Top of LISTED ENTRIES
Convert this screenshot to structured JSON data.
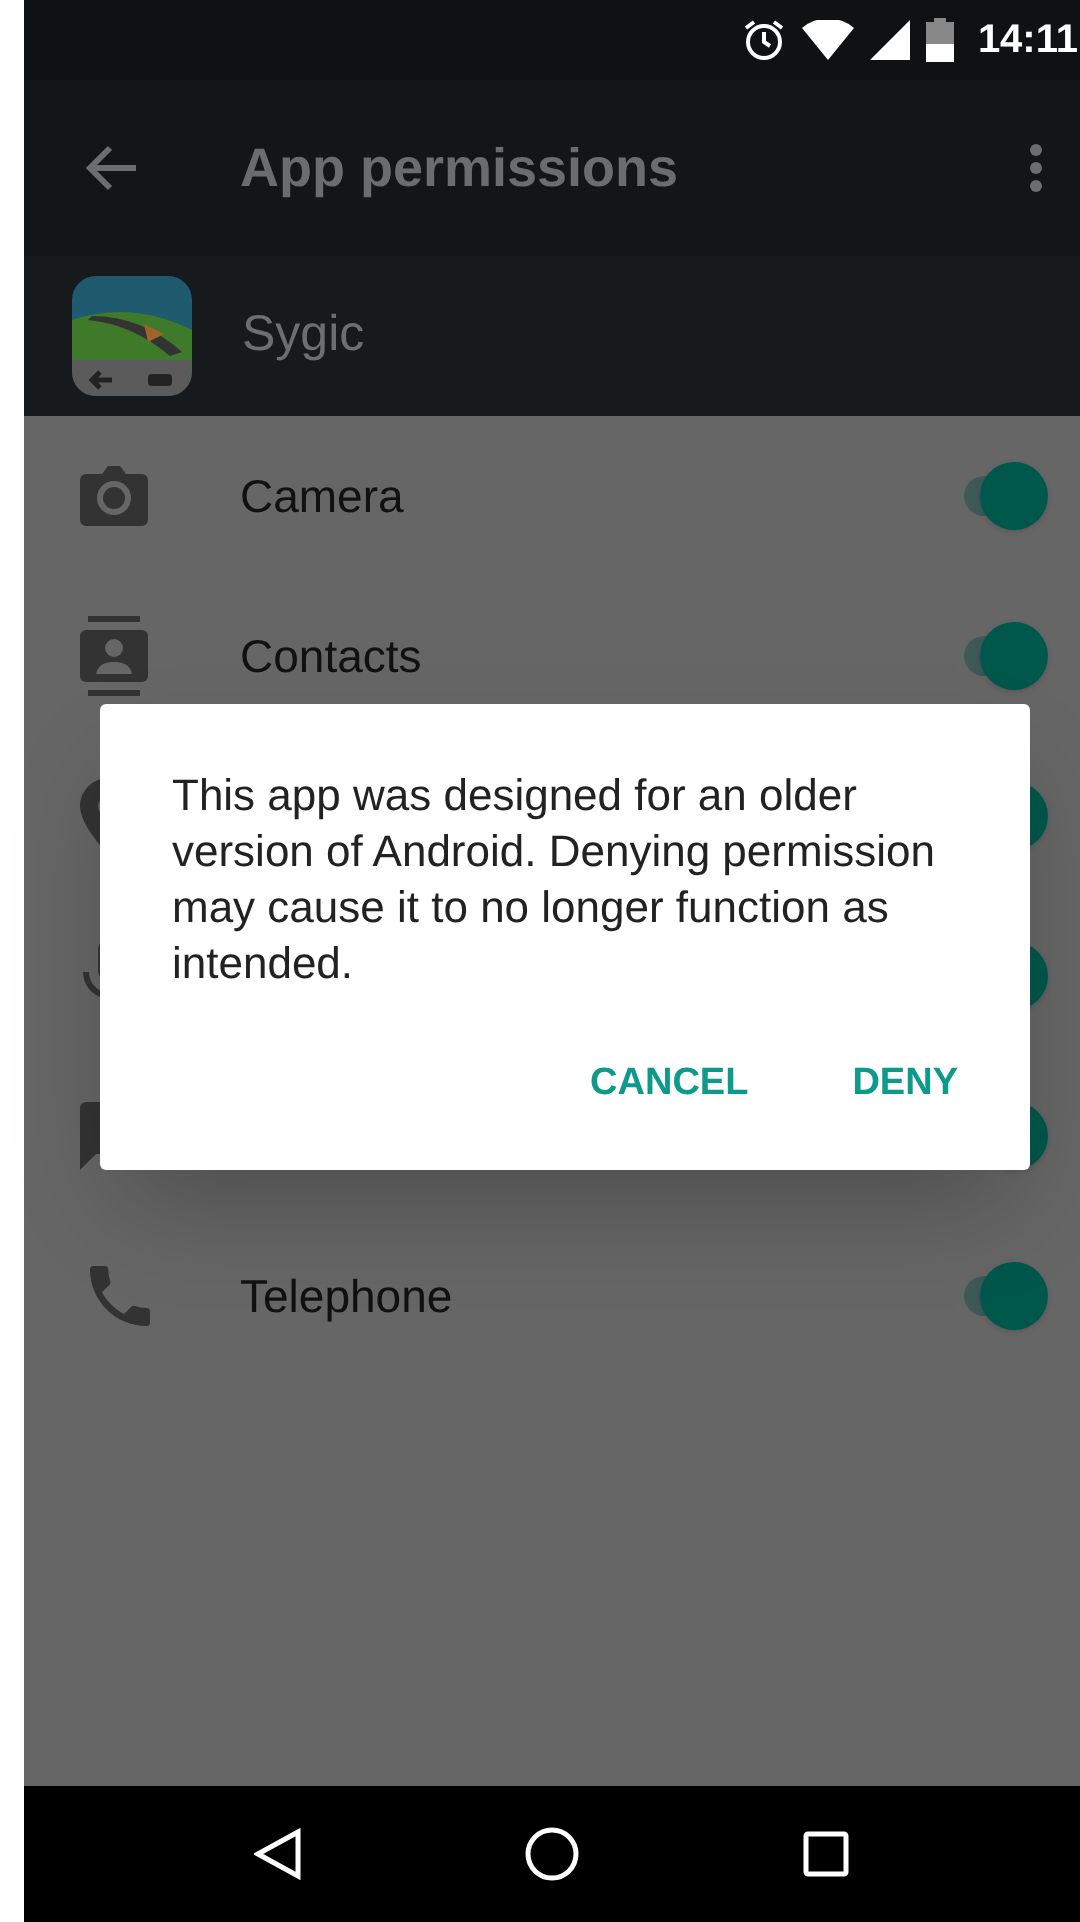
{
  "status_bar": {
    "time": "14:11"
  },
  "app_bar": {
    "title": "App permissions"
  },
  "app": {
    "name": "Sygic"
  },
  "permissions": [
    {
      "kind": "camera",
      "label": "Camera",
      "on": true
    },
    {
      "kind": "contacts",
      "label": "Contacts",
      "on": true
    },
    {
      "kind": "location",
      "on": true
    },
    {
      "kind": "microphone",
      "on": true
    },
    {
      "kind": "sms",
      "on": true
    },
    {
      "kind": "telephone",
      "label": "Telephone",
      "on": true
    }
  ],
  "dialog": {
    "message": "This app was designed for an older version of Android. Denying permission may cause it to no longer function as intended.",
    "buttons": [
      "CANCEL",
      "DENY"
    ]
  }
}
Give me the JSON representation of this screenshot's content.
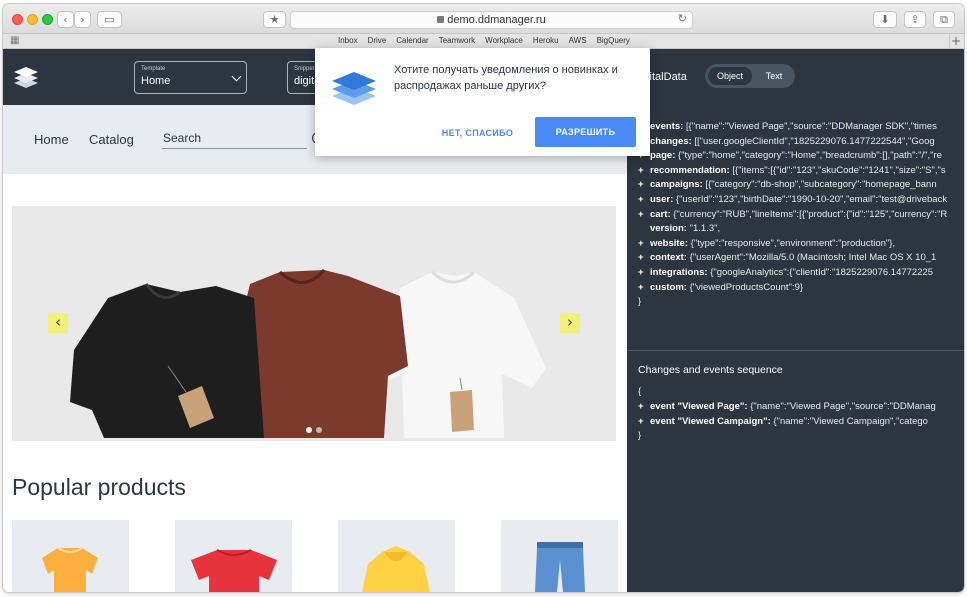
{
  "browser": {
    "url": "demo.ddmanager.ru",
    "bookmarks": [
      "Inbox",
      "Drive",
      "Calendar",
      "Teamwork",
      "Workplace",
      "Heroku",
      "AWS",
      "BigQuery"
    ],
    "colors": {
      "close": "#fc5f57",
      "minimize": "#fdbc2e",
      "maximize": "#29c840"
    }
  },
  "site": {
    "template_caption": "Template",
    "template_value": "Home",
    "snippet_caption": "Snippet",
    "snippet_value": "digita",
    "nav": {
      "home": "Home",
      "catalog": "Catalog",
      "search_placeholder": "Search"
    },
    "carousel": {
      "active_slide": 1,
      "slide_count": 2
    },
    "popular_title": "Popular products",
    "colors": {
      "header": "#2c3540",
      "nav_bg": "#e8ecf1",
      "arrow": "#f2ef7a"
    }
  },
  "popup": {
    "message": "Хотите получать уведомления о новинках и распродажах раньше других?",
    "decline": "НЕТ, СПАСИБО",
    "accept": "РАЗРЕШИТЬ",
    "accent": "#4a8af4"
  },
  "panel": {
    "title": "igitalData",
    "tabs": {
      "object": "Object",
      "text": "Text",
      "active": "Object"
    },
    "object_open": "{",
    "object_close": "}",
    "entries": [
      {
        "expandable": true,
        "key": "events",
        "value": "[{\"name\":\"Viewed Page\",\"source\":\"DDManager SDK\",\"times"
      },
      {
        "expandable": true,
        "key": "changes",
        "value": "[[\"user.googleClientId\",\"1825229076.1477222544\",\"Goog"
      },
      {
        "expandable": true,
        "key": "page",
        "value": "{\"type\":\"home\",\"category\":\"Home\",\"breadcrumb\":[],\"path\":\"/\",\"re"
      },
      {
        "expandable": true,
        "key": "recommendation",
        "value": "[{\"items\":[{\"id\":\"123\",\"skuCode\":\"1241\",\"size\":\"S\",\"s"
      },
      {
        "expandable": true,
        "key": "campaigns",
        "value": "[{\"category\":\"db-shop\",\"subcategory\":\"homepage_bann"
      },
      {
        "expandable": true,
        "key": "user",
        "value": "{\"userId\":\"123\",\"birthDate\":\"1990-10-20\",\"email\":\"test@driveback"
      },
      {
        "expandable": true,
        "key": "cart",
        "value": "{\"currency\":\"RUB\",\"lineItems\":[{\"product\":{\"id\":\"125\",\"currency\":\"R"
      },
      {
        "expandable": false,
        "key": "version",
        "value": "\"1.1.3\","
      },
      {
        "expandable": true,
        "key": "website",
        "value": "{\"type\":\"responsive\",\"environment\":\"production\"},"
      },
      {
        "expandable": true,
        "key": "context",
        "value": "{\"userAgent\":\"Mozilla/5.0 (Macintosh; Intel Mac OS X 10_1"
      },
      {
        "expandable": true,
        "key": "integrations",
        "value": "{\"googleAnalytics\":{\"clientId\":\"1825229076.14772225"
      },
      {
        "expandable": true,
        "key": "custom",
        "value": "{\"viewedProductsCount\":9}"
      }
    ],
    "sequence_title": "Changes and events sequence",
    "sequence_open": "{",
    "sequence_close": "}",
    "events": [
      {
        "key": "event \"Viewed Page\"",
        "value": "{\"name\":\"Viewed Page\",\"source\":\"DDManag"
      },
      {
        "key": "event \"Viewed Campaign\"",
        "value": "{\"name\":\"Viewed Campaign\",\"catego"
      }
    ],
    "colors": {
      "bg": "#2c3540",
      "segment": "#485563"
    }
  }
}
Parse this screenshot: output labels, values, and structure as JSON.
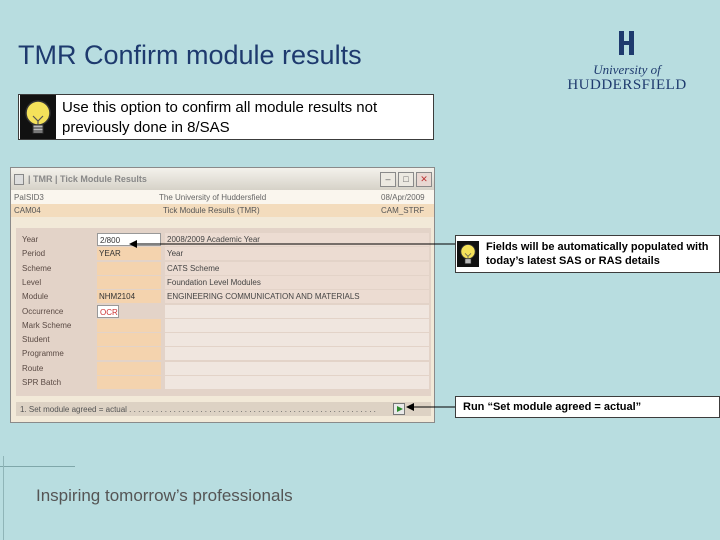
{
  "slide": {
    "title": "TMR Confirm module results",
    "tagline": "Inspiring tomorrow’s professionals"
  },
  "logo": {
    "line1": "University of",
    "line2": "HUDDERSFIELD"
  },
  "tips": {
    "main": "Use this option to confirm all module results not previously done in 8/SAS",
    "fields": "Fields will be automatically populated with today’s latest SAS or RAS details",
    "run": "Run “Set module agreed = actual”"
  },
  "app": {
    "window_title": "| TMR | Tick Module Results",
    "header_row1": {
      "left": "PaISID3",
      "center": "The University of Huddersfield",
      "right": "08/Apr/2009"
    },
    "header_row2": {
      "left": "CAM04",
      "center": "Tick Module Results (TMR)",
      "right": "CAM_STRF"
    },
    "fields": [
      {
        "label": "Year",
        "code": "2/800",
        "desc": "2008/2009 Academic Year"
      },
      {
        "label": "Period",
        "code": "YEAR",
        "desc": "Year"
      },
      {
        "label": "Scheme",
        "code": "",
        "desc": "CATS Scheme"
      },
      {
        "label": "Level",
        "code": "",
        "desc": "Foundation Level Modules"
      },
      {
        "label": "Module",
        "code": "NHM2104",
        "desc": "ENGINEERING COMMUNICATION AND MATERIALS"
      },
      {
        "label": "Occurrence",
        "code": "OCR",
        "desc": ""
      },
      {
        "label": "Mark Scheme",
        "code": "",
        "desc": ""
      },
      {
        "label": "Student",
        "code": "",
        "desc": ""
      },
      {
        "label": "Programme",
        "code": "",
        "desc": ""
      },
      {
        "label": "Route",
        "code": "",
        "desc": ""
      },
      {
        "label": "SPR Batch",
        "code": "",
        "desc": ""
      }
    ],
    "action": "1. Set module agreed = actual . . . . . . . . . . . . . . . . . . . . . . . . . . . . . . . . . . . . . . . . . . . . . . . . . . . . . . . ."
  },
  "colors": {
    "background": "#b8dde0",
    "title": "#1e3a6e",
    "occurrence_red": "#cc3333"
  },
  "icons": [
    "lightbulb-icon",
    "app-icon",
    "minimize-icon",
    "maximize-icon",
    "close-icon",
    "run-icon",
    "university-logo-icon"
  ]
}
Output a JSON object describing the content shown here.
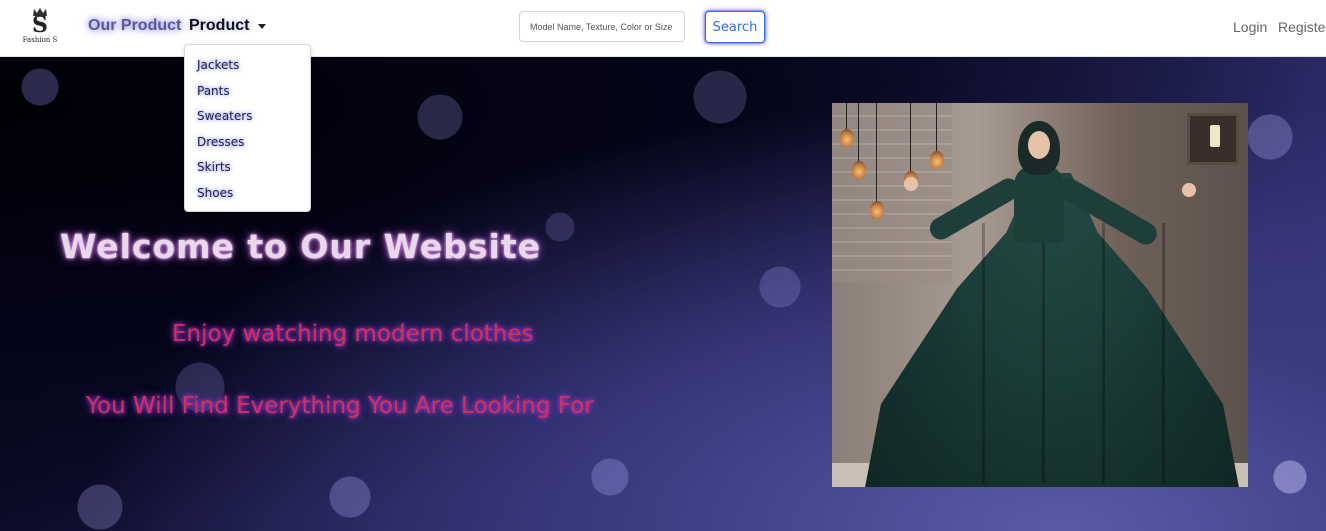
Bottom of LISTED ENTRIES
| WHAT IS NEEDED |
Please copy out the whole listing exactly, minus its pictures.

| REPLY |
Convert this screenshot to structured JSON data.
{
  "status_bar": {
    "time": "14:11"
  },
  "app_bar": {
    "title": "App permissions"
  },
  "app": {
    "name": "Sygic"
  },
  "permissions": [
    {
      "kind": "camera",
      "label": "Camera",
      "on": true
    },
    {
      "kind": "contacts",
      "label": "Contacts",
      "on": true
    },
    {
      "kind": "location",
      "on": true
    },
    {
      "kind": "microphone",
      "on": true
    },
    {
      "kind": "sms",
      "on": true
    },
    {
      "kind": "telephone",
      "label": "Telephone",
      "on": true
    }
  ],
  "dialog": {
    "message": "This app was designed for an older version of Android. Denying permission may cause it to no longer function as intended.",
    "buttons": [
      "CANCEL",
      "DENY"
    ]
  }
}
Give me the JSON representation of this screenshot's content.
{
  "browser": {
    "url": "demo.ddmanager.ru",
    "bookmarks": [
      "Inbox",
      "Drive",
      "Calendar",
      "Teamwork",
      "Workplace",
      "Heroku",
      "AWS",
      "BigQuery"
    ],
    "colors": {
      "close": "#fc5f57",
      "minimize": "#fdbc2e",
      "maximize": "#29c840"
    }
  },
  "site": {
    "template_caption": "Template",
    "template_value": "Home",
    "snippet_caption": "Snippet",
    "snippet_value": "digita",
    "nav": {
      "home": "Home",
      "catalog": "Catalog",
      "search_placeholder": "Search"
    },
    "carousel": {
      "active_slide": 1,
      "slide_count": 2
    },
    "popular_title": "Popular products",
    "colors": {
      "header": "#2c3540",
      "nav_bg": "#e8ecf1",
      "arrow": "#f2ef7a"
    }
  },
  "popup": {
    "message": "Хотите получать уведомления о новинках и распродажах раньше других?",
    "decline": "НЕТ, СПАСИБО",
    "accept": "РАЗРЕШИТЬ",
    "accent": "#4a8af4"
  },
  "panel": {
    "title": "igitalData",
    "tabs": {
      "object": "Object",
      "text": "Text",
      "active": "Object"
    },
    "object_open": "{",
    "object_close": "}",
    "entries": [
      {
        "expandable": true,
        "key": "events",
        "value": "[{\"name\":\"Viewed Page\",\"source\":\"DDManager SDK\",\"times"
      },
      {
        "expandable": true,
        "key": "changes",
        "value": "[[\"user.googleClientId\",\"1825229076.1477222544\",\"Goog"
      },
      {
        "expandable": true,
        "key": "page",
        "value": "{\"type\":\"home\",\"category\":\"Home\",\"breadcrumb\":[],\"path\":\"/\",\"re"
      },
      {
        "expandable": true,
        "key": "recommendation",
        "value": "[{\"items\":[{\"id\":\"123\",\"skuCode\":\"1241\",\"size\":\"S\",\"s"
      },
      {
        "expandable": true,
        "key": "campaigns",
        "value": "[{\"category\":\"db-shop\",\"subcategory\":\"homepage_bann"
      },
      {
        "expandable": true,
        "key": "user",
        "value": "{\"userId\":\"123\",\"birthDate\":\"1990-10-20\",\"email\":\"test@driveback"
      },
      {
        "expandable": true,
        "key": "cart",
        "value": "{\"currency\":\"RUB\",\"lineItems\":[{\"product\":{\"id\":\"125\",\"currency\":\"R"
      },
      {
        "expandable": false,
        "key": "version",
        "value": "\"1.1.3\","
      },
      {
        "expandable": true,
        "key": "website",
        "value": "{\"type\":\"responsive\",\"environment\":\"production\"},"
      },
      {
        "expandable": true,
        "key": "context",
        "value": "{\"userAgent\":\"Mozilla/5.0 (Macintosh; Intel Mac OS X 10_1"
      },
      {
        "expandable": true,
        "key": "integrations",
        "value": "{\"googleAnalytics\":{\"clientId\":\"1825229076.14772225"
      },
      {
        "expandable": true,
        "key": "custom",
        "value": "{\"viewedProductsCount\":9}"
      }
    ],
    "sequence_title": "Changes and events sequence",
    "sequence_open": "{",
    "sequence_close": "}",
    "events": [
      {
        "key": "event \"Viewed Page\"",
        "value": "{\"name\":\"Viewed Page\",\"source\":\"DDManag"
      },
      {
        "key": "event \"Viewed Campaign\"",
        "value": "{\"name\":\"Viewed Campaign\",\"catego"
      }
    ],
    "colors": {
      "bg": "#2c3540",
      "segment": "#485563"
    }
  }
}
Parse this screenshot: output labels, values, and structure as JSON.
{
  "slide": {
    "title": "TMR Confirm module results",
    "tagline": "Inspiring tomorrow’s professionals"
  },
  "logo": {
    "line1": "University of",
    "line2": "HUDDERSFIELD"
  },
  "tips": {
    "main": "Use this option to confirm all module results not previously done in 8/SAS",
    "fields": "Fields will be automatically populated with today’s latest SAS or RAS details",
    "run": "Run “Set module agreed = actual”"
  },
  "app": {
    "window_title": "| TMR | Tick Module Results",
    "header_row1": {
      "left": "PaISID3",
      "center": "The University of Huddersfield",
      "right": "08/Apr/2009"
    },
    "header_row2": {
      "left": "CAM04",
      "center": "Tick Module Results (TMR)",
      "right": "CAM_STRF"
    },
    "fields": [
      {
        "label": "Year",
        "code": "2/800",
        "desc": "2008/2009 Academic Year"
      },
      {
        "label": "Period",
        "code": "YEAR",
        "desc": "Year"
      },
      {
        "label": "Scheme",
        "code": "",
        "desc": "CATS Scheme"
      },
      {
        "label": "Level",
        "code": "",
        "desc": "Foundation Level Modules"
      },
      {
        "label": "Module",
        "code": "NHM2104",
        "desc": "ENGINEERING COMMUNICATION AND MATERIALS"
      },
      {
        "label": "Occurrence",
        "code": "OCR",
        "desc": ""
      },
      {
        "label": "Mark Scheme",
        "code": "",
        "desc": ""
      },
      {
        "label": "Student",
        "code": "",
        "desc": ""
      },
      {
        "label": "Programme",
        "code": "",
        "desc": ""
      },
      {
        "label": "Route",
        "code": "",
        "desc": ""
      },
      {
        "label": "SPR Batch",
        "code": "",
        "desc": ""
      }
    ],
    "action": "1. Set module agreed = actual . . . . . . . . . . . . . . . . . . . . . . . . . . . . . . . . . . . . . . . . . . . . . . . . . . . . . . . ."
  },
  "colors": {
    "background": "#b8dde0",
    "title": "#1e3a6e",
    "occurrence_red": "#cc3333"
  },
  "icons": [
    "lightbulb-icon",
    "app-icon",
    "minimize-icon",
    "maximize-icon",
    "close-icon",
    "run-icon",
    "university-logo-icon"
  ]
}
Output a JSON object describing the content shown here.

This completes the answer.